** THE TASK **
Set down all the lines below, each one exactly as shown.

** DATA FOR PROCESSING **
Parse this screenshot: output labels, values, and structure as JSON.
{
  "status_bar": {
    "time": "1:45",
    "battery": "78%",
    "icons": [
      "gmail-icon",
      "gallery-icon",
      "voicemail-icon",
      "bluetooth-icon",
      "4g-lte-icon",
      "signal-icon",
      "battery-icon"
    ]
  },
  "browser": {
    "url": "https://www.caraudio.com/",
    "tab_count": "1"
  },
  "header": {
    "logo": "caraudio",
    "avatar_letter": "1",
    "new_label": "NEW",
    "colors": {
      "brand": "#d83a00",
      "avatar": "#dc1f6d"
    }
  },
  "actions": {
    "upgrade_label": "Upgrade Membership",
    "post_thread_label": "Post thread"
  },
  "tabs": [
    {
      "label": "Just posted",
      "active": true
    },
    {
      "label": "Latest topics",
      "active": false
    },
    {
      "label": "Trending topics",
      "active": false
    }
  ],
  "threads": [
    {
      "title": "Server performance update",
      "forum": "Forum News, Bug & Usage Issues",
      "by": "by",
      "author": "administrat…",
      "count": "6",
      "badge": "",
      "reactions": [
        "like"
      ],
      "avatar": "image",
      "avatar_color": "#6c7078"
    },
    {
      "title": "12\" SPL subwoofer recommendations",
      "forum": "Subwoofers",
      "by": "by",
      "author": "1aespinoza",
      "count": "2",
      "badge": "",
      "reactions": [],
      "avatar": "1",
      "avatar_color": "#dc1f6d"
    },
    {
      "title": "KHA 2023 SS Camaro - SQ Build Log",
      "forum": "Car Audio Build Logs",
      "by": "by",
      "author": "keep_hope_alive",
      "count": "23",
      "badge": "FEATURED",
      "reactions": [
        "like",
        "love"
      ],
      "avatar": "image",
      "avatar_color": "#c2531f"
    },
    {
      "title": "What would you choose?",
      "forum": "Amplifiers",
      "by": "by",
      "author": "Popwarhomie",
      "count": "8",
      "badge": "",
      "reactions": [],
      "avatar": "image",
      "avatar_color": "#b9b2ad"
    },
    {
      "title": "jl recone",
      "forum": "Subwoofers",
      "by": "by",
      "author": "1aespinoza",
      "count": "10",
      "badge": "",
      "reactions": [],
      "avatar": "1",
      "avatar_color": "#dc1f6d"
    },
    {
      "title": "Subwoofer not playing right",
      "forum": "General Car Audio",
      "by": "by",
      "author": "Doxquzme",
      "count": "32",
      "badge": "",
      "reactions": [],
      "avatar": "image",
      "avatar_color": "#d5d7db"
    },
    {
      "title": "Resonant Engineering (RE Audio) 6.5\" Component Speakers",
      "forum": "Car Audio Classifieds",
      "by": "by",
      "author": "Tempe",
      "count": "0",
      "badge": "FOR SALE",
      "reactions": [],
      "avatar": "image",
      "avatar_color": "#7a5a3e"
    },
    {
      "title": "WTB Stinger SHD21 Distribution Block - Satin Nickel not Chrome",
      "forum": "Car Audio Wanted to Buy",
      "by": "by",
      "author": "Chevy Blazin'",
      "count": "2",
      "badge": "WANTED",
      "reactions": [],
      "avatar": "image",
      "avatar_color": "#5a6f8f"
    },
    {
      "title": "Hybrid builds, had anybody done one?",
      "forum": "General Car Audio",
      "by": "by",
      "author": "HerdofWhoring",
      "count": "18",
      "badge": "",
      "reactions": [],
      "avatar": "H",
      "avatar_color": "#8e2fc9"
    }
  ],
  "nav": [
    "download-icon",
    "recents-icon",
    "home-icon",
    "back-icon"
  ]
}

** RESPONSE FOR THIS EXERCISE **
Parse this screenshot: output labels, values, and structure as JSON.
{
  "status_bar": {
    "time": "1:45",
    "battery": "78%",
    "icons": [
      "gmail-icon",
      "gallery-icon",
      "voicemail-icon",
      "bluetooth-icon",
      "4g-lte-icon",
      "signal-icon",
      "battery-icon"
    ]
  },
  "browser": {
    "url": "https://www.caraudio.com/",
    "tab_count": "1"
  },
  "header": {
    "logo": "caraudio",
    "avatar_letter": "1",
    "new_label": "NEW",
    "colors": {
      "brand": "#d83a00",
      "avatar": "#dc1f6d"
    }
  },
  "actions": {
    "upgrade_label": "Upgrade Membership",
    "post_thread_label": "Post thread"
  },
  "tabs": [
    {
      "label": "Just posted",
      "active": true
    },
    {
      "label": "Latest topics",
      "active": false
    },
    {
      "label": "Trending topics",
      "active": false
    }
  ],
  "threads": [
    {
      "title": "Server performance update",
      "forum": "Forum News, Bug & Usage Issues",
      "by": "by",
      "author": "administrat…",
      "count": "6",
      "badge": "",
      "reactions": [
        "like"
      ],
      "avatar": "image",
      "avatar_color": "#6c7078"
    },
    {
      "title": "12\" SPL subwoofer recommendations",
      "forum": "Subwoofers",
      "by": "by",
      "author": "1aespinoza",
      "count": "2",
      "badge": "",
      "reactions": [],
      "avatar": "1",
      "avatar_color": "#dc1f6d"
    },
    {
      "title": "KHA 2023 SS Camaro - SQ Build Log",
      "forum": "Car Audio Build Logs",
      "by": "by",
      "author": "keep_hope_alive",
      "count": "23",
      "badge": "FEATURED",
      "reactions": [
        "like",
        "love"
      ],
      "avatar": "image",
      "avatar_color": "#c2531f"
    },
    {
      "title": "What would you choose?",
      "forum": "Amplifiers",
      "by": "by",
      "author": "Popwarhomie",
      "count": "8",
      "badge": "",
      "reactions": [],
      "avatar": "image",
      "avatar_color": "#b9b2ad"
    },
    {
      "title": "jl recone",
      "forum": "Subwoofers",
      "by": "by",
      "author": "1aespinoza",
      "count": "10",
      "badge": "",
      "reactions": [],
      "avatar": "1",
      "avatar_color": "#dc1f6d"
    },
    {
      "title": "Subwoofer not playing right",
      "forum": "General Car Audio",
      "by": "by",
      "author": "Doxquzme",
      "count": "32",
      "badge": "",
      "reactions": [],
      "avatar": "image",
      "avatar_color": "#d5d7db"
    },
    {
      "title": "Resonant Engineering (RE Audio) 6.5\" Component Speakers",
      "forum": "Car Audio Classifieds",
      "by": "by",
      "author": "Tempe",
      "count": "0",
      "badge": "FOR SALE",
      "reactions": [],
      "avatar": "image",
      "avatar_color": "#7a5a3e"
    },
    {
      "title": "WTB Stinger SHD21 Distribution Block - Satin Nickel not Chrome",
      "forum": "Car Audio Wanted to Buy",
      "by": "by",
      "author": "Chevy Blazin'",
      "count": "2",
      "badge": "WANTED",
      "reactions": [],
      "avatar": "image",
      "avatar_color": "#5a6f8f"
    },
    {
      "title": "Hybrid builds, had anybody done one?",
      "forum": "General Car Audio",
      "by": "by",
      "author": "HerdofWhoring",
      "count": "18",
      "badge": "",
      "reactions": [],
      "avatar": "H",
      "avatar_color": "#8e2fc9"
    }
  ],
  "nav": [
    "download-icon",
    "recents-icon",
    "home-icon",
    "back-icon"
  ]
}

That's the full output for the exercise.